The operating deficit for the wastewater system “is a drain that keeps (the city) from being able to do what we want to do,” Mayor David Maynard said. “If we keep delaying (the increase), it’s more of a drain. I think the sooner we (make the system self-sufficient), the fairer it is (for the customers).”
Other items the council discussed at the Nov. 21 work session that it will vote on at its Dec. 3 meeting include:
•a 120-day moratorium on certain building materials while the city completes updates to its zoning ordinance.
•adoption of a 2020 council meeting schedule. The council would continue holding work sessions the first Monday of each month and voting session the first Tuesday of each month (with the exception being holidays) and would hold an additional work session later each month instead of weekly “committee” meetings.

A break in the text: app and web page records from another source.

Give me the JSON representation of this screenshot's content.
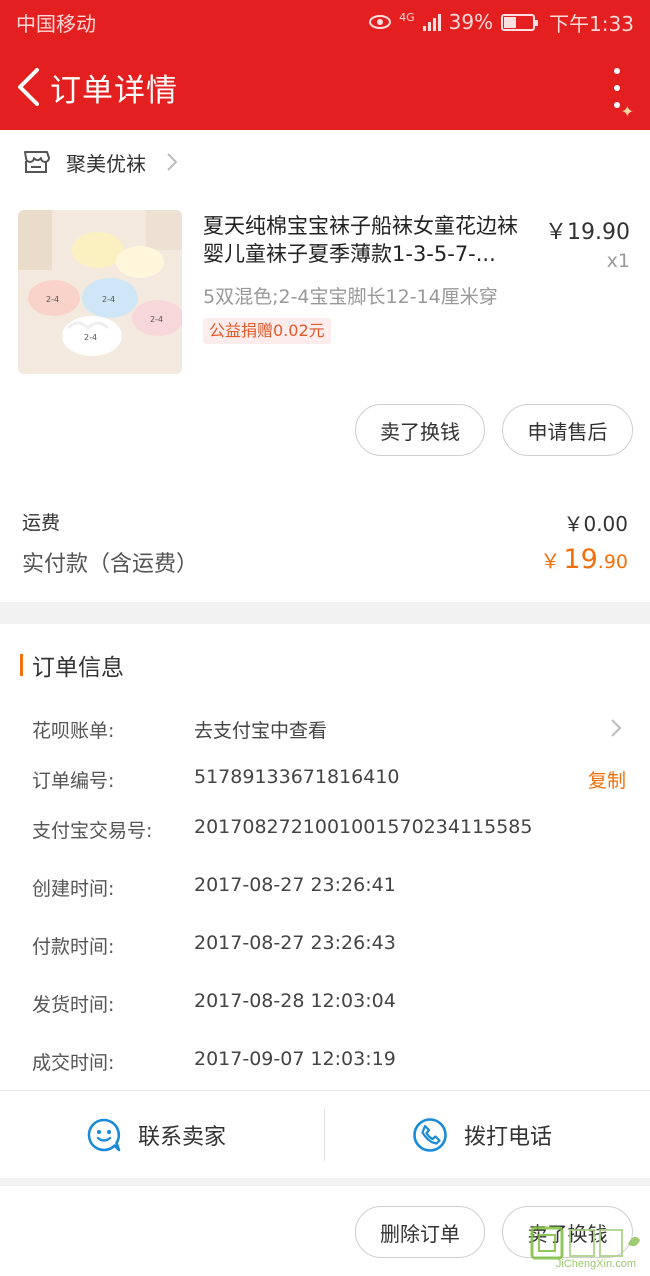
{
  "status_bar": {
    "carrier": "中国移动",
    "network": "4G",
    "battery": "39%",
    "time": "下午1:33"
  },
  "nav": {
    "title": "订单详情"
  },
  "shop": {
    "name": "聚美优袜"
  },
  "product": {
    "title": "夏天纯棉宝宝袜子船袜女童花边袜婴儿童袜子夏季薄款1-3-5-7-...",
    "price": "￥19.90",
    "qty": "x1",
    "spec": "5双混色;2-4宝宝脚长12-14厘米穿",
    "charity": "公益捐赠0.02元",
    "image_labels": [
      "2-4",
      "2-4",
      "2-4",
      "2-4"
    ]
  },
  "product_actions": {
    "sell": "卖了换钱",
    "after_sale": "申请售后"
  },
  "fees": {
    "shipping_label": "运费",
    "shipping_value": "￥0.00",
    "total_label": "实付款（含运费）",
    "total_symbol": "￥",
    "total_int": "19",
    "total_dec": ".90"
  },
  "order_info": {
    "title": "订单信息",
    "rows": [
      {
        "label": "花呗账单:",
        "value": "去支付宝中查看"
      },
      {
        "label": "订单编号:",
        "value": "51789133671816410",
        "action": "复制"
      },
      {
        "label": "支付宝交易号:",
        "value": "2017082721001001570234115585"
      },
      {
        "label": "创建时间:",
        "value": "2017-08-27 23:26:41"
      },
      {
        "label": "付款时间:",
        "value": "2017-08-27 23:26:43"
      },
      {
        "label": "发货时间:",
        "value": "2017-08-28 12:03:04"
      },
      {
        "label": "成交时间:",
        "value": "2017-09-07 12:03:19"
      }
    ]
  },
  "contact": {
    "seller": "联系卖家",
    "call": "拨打电话"
  },
  "bottom_actions": {
    "delete": "删除订单",
    "sell": "卖了换钱"
  },
  "watermark": {
    "text": "JiChengXin.com"
  },
  "colors": {
    "header": "#e41f1f",
    "accent": "#f2700c",
    "icon_blue": "#1a8bd8"
  }
}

On Nov. 30, Corner Bookstore in Winder will offer readers extra incentives to join in Shop Local Saturday with a visit from five Lighthouse Publishing of the Carolinas authors.
Multi-published, multi-genre, award-winning writers Lindsey Brackett, Sandra Merville Hart, Ane Mulligan, Pat Nichols and Denise Weimer will sign their most recent releases and enjoy refreshments with the public from noon to 4 p.m, according to a news release.
The following local Christmas-themed events are coming up in Barrow County:
•The City of Auburn will host "Sounding Off the Christmas Season" from 5-8 p.m. Sunday, Dec. 1, at city hall, 1369 4th Ave. There will be live singing and dancing performances, an ice rink and a live Nativity scene. The Grinch and Cindy Lou Who, along with Santa Claus and his reindeer, will be in attendance.
•The City of Auburn will host a "Polar Express" event from noon to 3 p.m. Saturday, Dec. 7, at 1369 4th Ave. Visit with the train conductor and Santa, and have lunch with characters from the movie "The Polar Express" and other children's movies. The event includes a free hot dog for the first 200 guests with a donation of school supplies or non-perishable food items. The event is co-sponsored by Whistlestop Shops, Enchanted Events, Southern Belles and Beaus, and the Barrow County Veterans Resource Center. For more information, call 770-963-4002, ext. 204.
•The City of Winder will host its 71st annual Christmas Parade downtown at 2 p.m. Saturday, Dec. 14, with the theme "Candyland Christmas." Group/float registration can be done and food/vendor applications can be submitted on the city's website. The registration deadline is Saturday, Nov. 30. The parade's grand marshal is to be announced. The parade will begin at Ingle's on North Broad Street and end at Jug Tavern Park. The rain date is Sunday, Dec. 15, at 4 p.m.
Northeast Georgia Medical Center (NGMC) Barrow will host two upcoming daylong Jaemor Farms pop-up farmers' markets in the hospital atrium.
The dates are Dec. 5 and Dec. 19.
The following GED orientations are scheduled at the Wimberly Center for Community Development, 163 Martin Luther King Jr. Dr., Winder:
•6 p.m., Dec. 3
•10 a.m., Dec. 11
•6 p.m., Dec. 17
For more information, call 770-531-3361.